This is a complex question. I agree that having Philip Morris speak at this conference sends a mixed message to the world, but Philip Morris clearly isn't going to pack up and go out of business. They’re here and they’re going to remain here for the forseeable future. And we need to engage with anyone who wants to sit at the table and be part of the discussion to explore new ways to transform their business and its purpose.
I encourage all of you to ask Philip Morris direct and challenging questions about their vision of and commitment to corporate responsibility. And if they are here for the wrong reasons maybe they’ll thing twice about coming again. But if they came to openly and honestly engage about some pretty tough issues who knows what might happen?
By the same token, in the course of this conference I hope you’ll also ask me some very difficult questions. How I respond may give you some insight into how Seventh Generation builds trust in everything we do. And I hope you’ll do the same in your other conversations whether they are with Coors or with the companies you have come to love like Organic Valley or Cliff Bar
We have no agreed definition of what a responsible business is, and we need one so that companies like Philip Morris as well as the rest of us have a clear and unambiguous idea of what we are committing ourselves to when we describe ourselves in this way.
So that if Phillip Morris wants to sit at the table, the rules of that table are known, understood, and leave no wiggle room for saying, "Well, yes our products kill people, but we've got a great maternity leave policy and we compost our kitchen scraps at all our facilities, etc."

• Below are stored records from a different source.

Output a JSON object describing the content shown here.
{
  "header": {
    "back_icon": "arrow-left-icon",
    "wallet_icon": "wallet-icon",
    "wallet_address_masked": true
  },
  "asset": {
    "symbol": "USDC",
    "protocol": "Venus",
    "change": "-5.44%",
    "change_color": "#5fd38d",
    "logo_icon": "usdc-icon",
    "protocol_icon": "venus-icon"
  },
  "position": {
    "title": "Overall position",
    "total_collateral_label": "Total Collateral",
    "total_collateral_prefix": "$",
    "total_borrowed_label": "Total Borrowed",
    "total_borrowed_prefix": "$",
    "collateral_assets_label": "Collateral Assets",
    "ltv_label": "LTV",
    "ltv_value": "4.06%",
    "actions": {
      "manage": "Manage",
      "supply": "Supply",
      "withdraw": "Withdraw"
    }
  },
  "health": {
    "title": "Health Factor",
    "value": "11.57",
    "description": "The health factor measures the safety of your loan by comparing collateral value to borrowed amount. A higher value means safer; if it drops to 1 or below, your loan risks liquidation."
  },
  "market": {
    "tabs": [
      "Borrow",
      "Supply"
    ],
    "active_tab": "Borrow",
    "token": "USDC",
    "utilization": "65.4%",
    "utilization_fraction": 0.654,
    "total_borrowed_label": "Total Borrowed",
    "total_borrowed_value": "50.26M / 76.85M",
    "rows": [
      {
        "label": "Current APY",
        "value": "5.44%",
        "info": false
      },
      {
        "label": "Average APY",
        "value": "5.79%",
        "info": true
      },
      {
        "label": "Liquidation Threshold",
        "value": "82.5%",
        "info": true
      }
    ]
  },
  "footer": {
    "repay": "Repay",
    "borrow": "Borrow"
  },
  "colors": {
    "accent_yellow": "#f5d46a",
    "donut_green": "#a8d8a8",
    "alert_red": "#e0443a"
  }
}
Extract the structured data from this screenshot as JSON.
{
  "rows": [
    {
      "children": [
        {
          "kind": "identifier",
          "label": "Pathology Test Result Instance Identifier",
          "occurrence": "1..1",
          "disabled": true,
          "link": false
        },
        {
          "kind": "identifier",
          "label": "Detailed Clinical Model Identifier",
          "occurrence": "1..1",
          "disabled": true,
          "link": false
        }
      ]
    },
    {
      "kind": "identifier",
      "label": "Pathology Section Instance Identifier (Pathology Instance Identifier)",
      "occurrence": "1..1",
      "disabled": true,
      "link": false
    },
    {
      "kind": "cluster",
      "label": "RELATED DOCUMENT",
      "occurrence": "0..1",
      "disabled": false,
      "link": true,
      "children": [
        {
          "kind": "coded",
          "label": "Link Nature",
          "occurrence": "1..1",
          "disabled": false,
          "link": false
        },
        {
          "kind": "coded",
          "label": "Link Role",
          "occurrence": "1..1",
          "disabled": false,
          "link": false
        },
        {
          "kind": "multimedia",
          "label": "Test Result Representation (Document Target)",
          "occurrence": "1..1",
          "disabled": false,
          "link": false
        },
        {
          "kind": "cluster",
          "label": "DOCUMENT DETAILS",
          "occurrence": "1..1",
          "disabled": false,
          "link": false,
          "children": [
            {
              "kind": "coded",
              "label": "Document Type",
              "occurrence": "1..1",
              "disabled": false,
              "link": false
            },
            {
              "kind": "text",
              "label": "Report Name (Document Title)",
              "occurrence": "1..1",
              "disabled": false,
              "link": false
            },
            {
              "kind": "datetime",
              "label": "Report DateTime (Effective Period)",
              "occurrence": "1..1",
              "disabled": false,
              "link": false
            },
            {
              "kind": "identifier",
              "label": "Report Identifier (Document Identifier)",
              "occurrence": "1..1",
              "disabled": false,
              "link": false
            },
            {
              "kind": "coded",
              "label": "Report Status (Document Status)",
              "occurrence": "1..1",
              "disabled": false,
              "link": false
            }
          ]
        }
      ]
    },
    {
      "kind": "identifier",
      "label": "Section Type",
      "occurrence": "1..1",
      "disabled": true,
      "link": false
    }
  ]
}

This kind of attending-to-the-small-things-while-ignoring-the-irresponsible-elephant-in-the-room approach, is a strategy that too many companies use to take advantage of the PR possibilities in corporate responsibility while continuing business as usual. And it must be defined out of existence.
I would actually go one step beyond the need for an agreed-upon definition and say that I also believe we need to change the aspirations that responsible business strive to achieve.
We need to move our businesses from a paradigm of simply doing less damage to one in which we take on the responsibility to play a regenerative role in the world.
What does that mean?
The world is quite frankly way to screwed up and in too much danger for business to merely aspire to just:
- reduce CO2 emissions
- have fewer sweatshops
- put more recycled content in products
- pay less obscene wages paid to CEO’s
- offer better health care benefits
We need to do more. Much more. So what principles should drive the purpose and behavior of a responsible corporation?
High on my list is:
A commitment to real sustainability, that is sustainability that recognizes that the lack of equity and justice that characterizes the world today is totally incompatible with the idea of sustainability
We must promote equity & justice and that must start in our own businesses, with both compensation and ownership. I earn less than 10 times what the average employee at Seventh Generation makes. What about your CEO?
We must maintain absolute transparency. How can anyone really decide if they want to do business with us if they can’t evaluate what is good but also what is both bad and ugly about our companies?
We must have a vision of the world we are committed to create by 2050. If we as businesses do not have such a vision, a vision that we are committed to creating then the world is in for a pretty tough time
At Seventh Generation we talk about these objectives as Global Imperatives
They define the work we are committed to do over the next 50 to 100 years
We are committed to:
Being educators of a conscious and enlightened citizenry
Enabling our customers to make decisions and take actions that create equity and justice via the market place
Producing a world that is rich in value as opposed to a world that is rich in artifacts
Creating a world that supports the health and wellbeing for all
Helping to create Governance and social systems that provide for the future security of all people
Ensuring that globally, natural resources are used and renewed at a rate that is always below their rate depletion.
That’s a tall order. But I hope it’s one you’ll all be up for discussing how to fill.